Someone in your inner circle hurt your feelings? Text them. Instant Message them. Open up that email program letting your pain and anger lead the way and then hit “send” before you can say I wonder if I should send this.
I’m not talking about public figures. I’m not talking about anonymous strangers.
I’m talking about you and me. Our impulses are having a field day with our keyboards. We seem to have forgotten how to take a step back, especially if we’re fuming.
Without that step back, we all have the potential to become a temporary asshole.
Unadulterated thoughts are the equivalent of your Id and Ego having wild, violent sex in the middle of the freeway. They are shocking, disturbing and create nothing but a ripple effect of pain and chaotic response.
And the Internet is their pimp.
I’m not saying we should bury our emotions or avoid productive disagreements. But if we’re interested in maintaining certain relationships, we need to remember how to actually communicate instead of just reacting.
Hurling an email or Facebook post or IM or text at someone in the heat of any blinding emotion is the same as punching them in the face. It’s not going to get the other person to understand you on a deeper level, it’s going to get you a bloody nose.
Perhaps it’s better to wait for your Id and Ego to stop their barbarous coupling before you try to have a conversation.
In other words, like those trinkets at the store, just because the impulse pimps are there doesn’t mean we have to use them.
There was a time when, if you wanted to tell someone off without confronting them directly, you had to write a letter. You had to throw your Id and Ego up against each other on the page, exalting in the freedom of fiery spit. But then all the steps you had to go through – folding the letter, sticking it in the envelope, licking of the bitter glue, checking the address, finding a frigging stamp and getting to a mailbox – made you think twice about what you had written. Sealing your words into a paper capsule was like compressing their power into a bomb that would go off when the reader ripped it open. A bomb you could never diffuse.

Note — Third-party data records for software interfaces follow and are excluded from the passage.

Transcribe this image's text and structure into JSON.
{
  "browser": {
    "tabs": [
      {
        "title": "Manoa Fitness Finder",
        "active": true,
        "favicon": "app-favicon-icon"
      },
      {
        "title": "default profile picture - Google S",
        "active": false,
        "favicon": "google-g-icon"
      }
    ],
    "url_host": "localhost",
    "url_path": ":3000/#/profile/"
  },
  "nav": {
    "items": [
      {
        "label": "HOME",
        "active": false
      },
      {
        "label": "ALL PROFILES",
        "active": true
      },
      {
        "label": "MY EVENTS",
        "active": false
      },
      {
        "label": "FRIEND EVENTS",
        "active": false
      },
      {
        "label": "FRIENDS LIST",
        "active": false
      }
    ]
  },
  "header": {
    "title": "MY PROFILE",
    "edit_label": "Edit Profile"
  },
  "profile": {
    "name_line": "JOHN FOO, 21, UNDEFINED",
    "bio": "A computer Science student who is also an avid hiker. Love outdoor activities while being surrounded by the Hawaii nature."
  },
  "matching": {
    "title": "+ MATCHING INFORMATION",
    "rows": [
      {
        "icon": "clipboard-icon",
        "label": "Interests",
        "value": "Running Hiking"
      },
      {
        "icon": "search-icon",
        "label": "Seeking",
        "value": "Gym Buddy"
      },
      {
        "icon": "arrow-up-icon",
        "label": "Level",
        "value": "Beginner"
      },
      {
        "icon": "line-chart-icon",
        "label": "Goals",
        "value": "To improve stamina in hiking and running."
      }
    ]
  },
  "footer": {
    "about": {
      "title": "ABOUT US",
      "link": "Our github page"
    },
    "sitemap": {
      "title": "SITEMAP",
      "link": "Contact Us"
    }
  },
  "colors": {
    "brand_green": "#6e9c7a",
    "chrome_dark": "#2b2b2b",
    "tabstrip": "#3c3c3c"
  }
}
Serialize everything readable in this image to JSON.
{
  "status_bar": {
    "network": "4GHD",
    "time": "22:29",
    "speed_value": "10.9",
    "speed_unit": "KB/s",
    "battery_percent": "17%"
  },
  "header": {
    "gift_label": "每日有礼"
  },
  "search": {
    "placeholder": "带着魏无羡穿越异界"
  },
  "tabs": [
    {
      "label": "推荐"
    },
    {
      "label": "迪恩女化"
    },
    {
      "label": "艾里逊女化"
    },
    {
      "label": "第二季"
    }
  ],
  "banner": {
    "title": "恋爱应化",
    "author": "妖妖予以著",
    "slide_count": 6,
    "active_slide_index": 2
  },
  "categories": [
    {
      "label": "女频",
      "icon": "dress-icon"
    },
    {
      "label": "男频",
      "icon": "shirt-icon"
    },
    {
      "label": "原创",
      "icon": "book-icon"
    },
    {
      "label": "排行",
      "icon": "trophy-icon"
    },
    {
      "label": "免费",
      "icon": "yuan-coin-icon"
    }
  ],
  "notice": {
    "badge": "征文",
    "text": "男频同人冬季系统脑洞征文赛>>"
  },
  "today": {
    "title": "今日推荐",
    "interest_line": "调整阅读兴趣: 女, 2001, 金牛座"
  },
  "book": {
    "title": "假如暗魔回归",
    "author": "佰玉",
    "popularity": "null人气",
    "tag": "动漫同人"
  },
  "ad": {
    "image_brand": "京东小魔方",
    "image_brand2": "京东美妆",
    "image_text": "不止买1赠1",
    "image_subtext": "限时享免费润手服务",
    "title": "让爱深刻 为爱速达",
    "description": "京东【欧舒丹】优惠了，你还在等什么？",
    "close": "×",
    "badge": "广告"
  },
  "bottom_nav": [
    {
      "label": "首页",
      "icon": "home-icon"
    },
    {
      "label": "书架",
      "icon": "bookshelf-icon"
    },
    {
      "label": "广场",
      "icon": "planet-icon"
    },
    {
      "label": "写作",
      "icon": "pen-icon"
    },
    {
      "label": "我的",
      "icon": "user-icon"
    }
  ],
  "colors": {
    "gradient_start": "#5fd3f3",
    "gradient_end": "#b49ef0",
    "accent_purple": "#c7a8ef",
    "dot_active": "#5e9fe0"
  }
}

You had more time to think about the consequences. Much more time than the nanosecond it takes to slide your mouse over an onscreen button. And so The Letter You Never Send evolved. It was a letter that was so emotionally satisfying to write, that you didn’t need it to blow up in the other person’s face.
So. I wrote that letter. And I know that with time, I’ll find a way to talk to the object of my derision without my Id & Ego flashing their wares like cheap whores.
(If you were born after 1987, none of that made sense. Go ask your parents what a “letter” is.)
I propose we reinstate The Letter You Never Send. We don’t have to call it a letter. To encompass all the online inanities, we can call it The Electronic Punch You Never Send. We can teach it to our kids, who don’t understand the concept of not sending words into the ether and as a result, have highly-honed impulse skills and crumbling communication censors.
Because the bottom line is this: if you fall prey to the impulse pimp constantly, hitting “send” over and over like an addict, it’s harder to prove you’re just a temporary asshole.